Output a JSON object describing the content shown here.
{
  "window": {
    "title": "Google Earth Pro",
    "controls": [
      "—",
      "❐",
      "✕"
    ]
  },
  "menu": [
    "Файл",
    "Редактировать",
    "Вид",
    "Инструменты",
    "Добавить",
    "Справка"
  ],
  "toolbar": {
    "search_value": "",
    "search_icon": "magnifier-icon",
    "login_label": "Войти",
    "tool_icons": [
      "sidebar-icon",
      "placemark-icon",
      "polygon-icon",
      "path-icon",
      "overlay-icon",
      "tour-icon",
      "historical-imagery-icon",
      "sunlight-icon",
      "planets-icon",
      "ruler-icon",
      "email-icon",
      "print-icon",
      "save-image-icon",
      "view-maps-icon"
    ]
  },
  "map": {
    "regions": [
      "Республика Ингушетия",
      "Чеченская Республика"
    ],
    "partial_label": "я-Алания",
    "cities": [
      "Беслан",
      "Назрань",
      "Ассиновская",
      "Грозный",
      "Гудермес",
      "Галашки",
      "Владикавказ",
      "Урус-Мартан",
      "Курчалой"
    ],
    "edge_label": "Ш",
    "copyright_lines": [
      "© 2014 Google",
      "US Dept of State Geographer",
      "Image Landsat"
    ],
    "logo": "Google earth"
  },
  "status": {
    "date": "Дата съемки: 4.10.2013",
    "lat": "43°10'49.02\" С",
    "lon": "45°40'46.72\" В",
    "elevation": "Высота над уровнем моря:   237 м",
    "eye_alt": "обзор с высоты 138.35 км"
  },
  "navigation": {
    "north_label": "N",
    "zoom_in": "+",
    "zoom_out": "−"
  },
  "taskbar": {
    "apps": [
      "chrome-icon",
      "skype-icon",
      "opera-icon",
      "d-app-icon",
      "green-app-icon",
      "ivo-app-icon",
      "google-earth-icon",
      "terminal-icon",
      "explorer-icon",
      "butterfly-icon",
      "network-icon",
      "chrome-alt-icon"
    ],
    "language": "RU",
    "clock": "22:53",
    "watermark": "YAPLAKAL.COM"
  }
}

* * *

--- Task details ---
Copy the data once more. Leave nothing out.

--- Expected answer ---
Output a JSON object describing the content shown here.
{
  "window": {
    "title": "Google Earth Pro",
    "controls": [
      "—",
      "❐",
      "✕"
    ]
  },
  "menu": [
    "Файл",
    "Редактировать",
    "Вид",
    "Инструменты",
    "Добавить",
    "Справка"
  ],
  "toolbar": {
    "search_value": "",
    "search_icon": "magnifier-icon",
    "login_label": "Войти",
    "tool_icons": [
      "sidebar-icon",
      "placemark-icon",
      "polygon-icon",
      "path-icon",
      "overlay-icon",
      "tour-icon",
      "historical-imagery-icon",
      "sunlight-icon",
      "planets-icon",
      "ruler-icon",
      "email-icon",
      "print-icon",
      "save-image-icon",
      "view-maps-icon"
    ]
  },
  "map": {
    "regions": [
      "Республика Ингушетия",
      "Чеченская Республика"
    ],
    "partial_label": "я-Алания",
    "cities": [
      "Беслан",
      "Назрань",
      "Ассиновская",
      "Грозный",
      "Гудермес",
      "Галашки",
      "Владикавказ",
      "Урус-Мартан",
      "Курчалой"
    ],
    "edge_label": "Ш",
    "copyright_lines": [
      "© 2014 Google",
      "US Dept of State Geographer",
      "Image Landsat"
    ],
    "logo": "Google earth"
  },
  "status": {
    "date": "Дата съемки: 4.10.2013",
    "lat": "43°10'49.02\" С",
    "lon": "45°40'46.72\" В",
    "elevation": "Высота над уровнем моря:   237 м",
    "eye_alt": "обзор с высоты 138.35 км"
  },
  "navigation": {
    "north_label": "N",
    "zoom_in": "+",
    "zoom_out": "−"
  },
  "taskbar": {
    "apps": [
      "chrome-icon",
      "skype-icon",
      "opera-icon",
      "d-app-icon",
      "green-app-icon",
      "ivo-app-icon",
      "google-earth-icon",
      "terminal-icon",
      "explorer-icon",
      "butterfly-icon",
      "network-icon",
      "chrome-alt-icon"
    ],
    "language": "RU",
    "clock": "22:53",
    "watermark": "YAPLAKAL.COM"
  }
}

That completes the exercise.